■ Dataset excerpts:
----------

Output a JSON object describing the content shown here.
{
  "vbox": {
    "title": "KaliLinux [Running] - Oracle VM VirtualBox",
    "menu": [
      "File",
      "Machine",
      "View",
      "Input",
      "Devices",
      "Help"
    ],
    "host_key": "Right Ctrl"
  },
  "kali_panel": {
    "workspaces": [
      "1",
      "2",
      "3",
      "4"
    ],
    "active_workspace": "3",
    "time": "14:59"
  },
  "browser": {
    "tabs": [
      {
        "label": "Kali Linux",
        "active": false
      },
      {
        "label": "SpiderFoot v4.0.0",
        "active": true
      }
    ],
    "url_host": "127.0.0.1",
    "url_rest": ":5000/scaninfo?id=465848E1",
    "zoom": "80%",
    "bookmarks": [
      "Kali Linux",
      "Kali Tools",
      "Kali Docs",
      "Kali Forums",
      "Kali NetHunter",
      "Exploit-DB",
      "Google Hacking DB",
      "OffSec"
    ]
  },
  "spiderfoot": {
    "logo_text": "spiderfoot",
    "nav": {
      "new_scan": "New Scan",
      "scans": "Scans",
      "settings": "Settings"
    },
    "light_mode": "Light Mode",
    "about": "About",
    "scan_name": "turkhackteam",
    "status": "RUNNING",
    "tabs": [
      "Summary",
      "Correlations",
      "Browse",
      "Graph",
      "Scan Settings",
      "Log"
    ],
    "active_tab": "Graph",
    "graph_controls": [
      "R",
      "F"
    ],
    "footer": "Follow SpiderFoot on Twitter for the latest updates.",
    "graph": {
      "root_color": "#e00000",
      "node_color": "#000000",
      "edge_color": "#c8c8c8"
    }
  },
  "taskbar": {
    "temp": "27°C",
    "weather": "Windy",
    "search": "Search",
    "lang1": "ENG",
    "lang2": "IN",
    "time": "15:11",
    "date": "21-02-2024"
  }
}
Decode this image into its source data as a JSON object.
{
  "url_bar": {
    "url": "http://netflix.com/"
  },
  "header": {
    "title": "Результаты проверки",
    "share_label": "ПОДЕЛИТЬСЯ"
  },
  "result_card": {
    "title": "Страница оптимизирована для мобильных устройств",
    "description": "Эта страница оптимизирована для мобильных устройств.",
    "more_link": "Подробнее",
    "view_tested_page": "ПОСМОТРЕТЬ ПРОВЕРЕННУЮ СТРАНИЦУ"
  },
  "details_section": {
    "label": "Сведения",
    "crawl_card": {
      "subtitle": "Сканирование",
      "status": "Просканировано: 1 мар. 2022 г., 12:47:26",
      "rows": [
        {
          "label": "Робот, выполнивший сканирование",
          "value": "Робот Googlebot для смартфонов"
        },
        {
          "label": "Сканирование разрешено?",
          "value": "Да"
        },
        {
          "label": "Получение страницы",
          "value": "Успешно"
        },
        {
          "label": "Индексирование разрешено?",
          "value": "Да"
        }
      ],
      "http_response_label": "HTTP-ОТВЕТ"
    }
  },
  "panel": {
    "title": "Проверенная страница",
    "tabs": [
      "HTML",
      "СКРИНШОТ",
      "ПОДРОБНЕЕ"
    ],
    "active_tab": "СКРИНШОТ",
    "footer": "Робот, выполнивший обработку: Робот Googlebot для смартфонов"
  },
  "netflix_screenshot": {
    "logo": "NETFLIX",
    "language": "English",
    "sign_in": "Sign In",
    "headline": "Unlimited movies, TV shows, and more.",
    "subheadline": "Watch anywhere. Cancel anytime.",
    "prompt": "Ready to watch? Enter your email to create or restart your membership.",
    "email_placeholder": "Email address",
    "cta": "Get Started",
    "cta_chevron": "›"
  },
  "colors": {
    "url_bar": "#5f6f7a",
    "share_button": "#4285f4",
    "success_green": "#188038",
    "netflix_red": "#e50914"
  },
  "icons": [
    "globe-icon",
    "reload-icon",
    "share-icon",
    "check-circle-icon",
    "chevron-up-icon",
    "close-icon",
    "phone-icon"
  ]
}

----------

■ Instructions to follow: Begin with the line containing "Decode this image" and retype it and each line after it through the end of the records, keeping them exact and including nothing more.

■ Task answer:
Decode this image into its source data as a JSON object.
{
  "url_bar": {
    "url": "http://netflix.com/"
  },
  "header": {
    "title": "Результаты проверки",
    "share_label": "ПОДЕЛИТЬСЯ"
  },
  "result_card": {
    "title": "Страница оптимизирована для мобильных устройств",
    "description": "Эта страница оптимизирована для мобильных устройств.",
    "more_link": "Подробнее",
    "view_tested_page": "ПОСМОТРЕТЬ ПРОВЕРЕННУЮ СТРАНИЦУ"
  },
  "details_section": {
    "label": "Сведения",
    "crawl_card": {
      "subtitle": "Сканирование",
      "status": "Просканировано: 1 мар. 2022 г., 12:47:26",
      "rows": [
        {
          "label": "Робот, выполнивший сканирование",
          "value": "Робот Googlebot для смартфонов"
        },
        {
          "label": "Сканирование разрешено?",
          "value": "Да"
        },
        {
          "label": "Получение страницы",
          "value": "Успешно"
        },
        {
          "label": "Индексирование разрешено?",
          "value": "Да"
        }
      ],
      "http_response_label": "HTTP-ОТВЕТ"
    }
  },
  "panel": {
    "title": "Проверенная страница",
    "tabs": [
      "HTML",
      "СКРИНШОТ",
      "ПОДРОБНЕЕ"
    ],
    "active_tab": "СКРИНШОТ",
    "footer": "Робот, выполнивший обработку: Робот Googlebot для смартфонов"
  },
  "netflix_screenshot": {
    "logo": "NETFLIX",
    "language": "English",
    "sign_in": "Sign In",
    "headline": "Unlimited movies, TV shows, and more.",
    "subheadline": "Watch anywhere. Cancel anytime.",
    "prompt": "Ready to watch? Enter your email to create or restart your membership.",
    "email_placeholder": "Email address",
    "cta": "Get Started",
    "cta_chevron": "›"
  },
  "colors": {
    "url_bar": "#5f6f7a",
    "share_button": "#4285f4",
    "success_green": "#188038",
    "netflix_red": "#e50914"
  },
  "icons": [
    "globe-icon",
    "reload-icon",
    "share-icon",
    "check-circle-icon",
    "chevron-up-icon",
    "close-icon",
    "phone-icon"
  ]
}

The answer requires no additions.